12. Seven people have died and 98 have been injured in the U.S. while Black Friday shopping since 2006, according to news reports compiled by Black Friday Death Count. Stampeding crowds and angry, violent shoppers are usually the reason, but in 2009 a shooting broke out in the checkout line in a California Toys ‘R’ Us that left both gunmen dead. That’s more people injured or killed by fellow shoppers than by sharks. According to statistics from National Geographic, there are an average of 16 shark attacks in the U.S. each year, with one fatal attack every two years.
13. Amazon has leveraged its massive shipping resources to aggressively compete with retailers and other e-commerce sites during the holidays in recent years — and this year it is taking that rivalry a step further. The shopping giant offering some of its deals a full week before Black Friday, Wired reports.
14. The shopping holiday is famous for people looking for deals on inexpensive technology or gadgets like TVs or Xbox game consoles, but low-cost items and household basics are big sellers during Black Friday, Molly Blakeman, spokeswoman for Walmart, tells U.S. News. “Pajamas are a big seller,” she says. “Some locations sell out of pajamas and other household items.” Walmart said in a press release said it will be well stocked this year. “Walmart will have more than 1 million televisions, more than 15 million movies and more than 10 million pajamas for its Black Friday event,” according to the press release.

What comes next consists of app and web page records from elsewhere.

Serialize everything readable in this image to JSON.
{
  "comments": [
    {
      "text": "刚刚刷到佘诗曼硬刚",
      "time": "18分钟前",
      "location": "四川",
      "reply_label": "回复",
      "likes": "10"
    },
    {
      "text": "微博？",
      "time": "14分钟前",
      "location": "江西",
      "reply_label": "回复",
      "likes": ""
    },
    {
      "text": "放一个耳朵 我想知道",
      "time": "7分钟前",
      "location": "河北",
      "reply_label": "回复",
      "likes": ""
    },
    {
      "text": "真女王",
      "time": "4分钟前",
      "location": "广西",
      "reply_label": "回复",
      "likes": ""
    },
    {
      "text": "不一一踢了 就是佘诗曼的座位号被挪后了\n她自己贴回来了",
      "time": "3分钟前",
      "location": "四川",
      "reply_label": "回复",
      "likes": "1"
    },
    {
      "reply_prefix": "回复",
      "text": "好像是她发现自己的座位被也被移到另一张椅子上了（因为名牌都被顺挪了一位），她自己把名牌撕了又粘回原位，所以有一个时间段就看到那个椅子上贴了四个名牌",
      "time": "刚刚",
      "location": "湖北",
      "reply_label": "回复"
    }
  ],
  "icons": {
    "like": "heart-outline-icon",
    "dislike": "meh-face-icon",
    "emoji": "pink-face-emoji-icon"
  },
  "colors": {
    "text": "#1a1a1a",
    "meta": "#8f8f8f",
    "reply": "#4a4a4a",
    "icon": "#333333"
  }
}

15. Thanks to Internet, shoppers can to take advantage of Black Friday deals without leaving their homes. Adobe reports that Americans spent $1.33 billion online during Thanksgiving last year, along with $2.4 billion on Black Friday. Online shopping increased approximately 25 percent during both of those days compared with 2013, according to the study. Massive foot traffic is still expected at malls and shops this year, a survey of prospective shoppers by the National Retail Federation showed that only 55 percent went to stores, in part because online shopping and fast delivery enable people to find bargains in early November and sometimes the week before Christmas.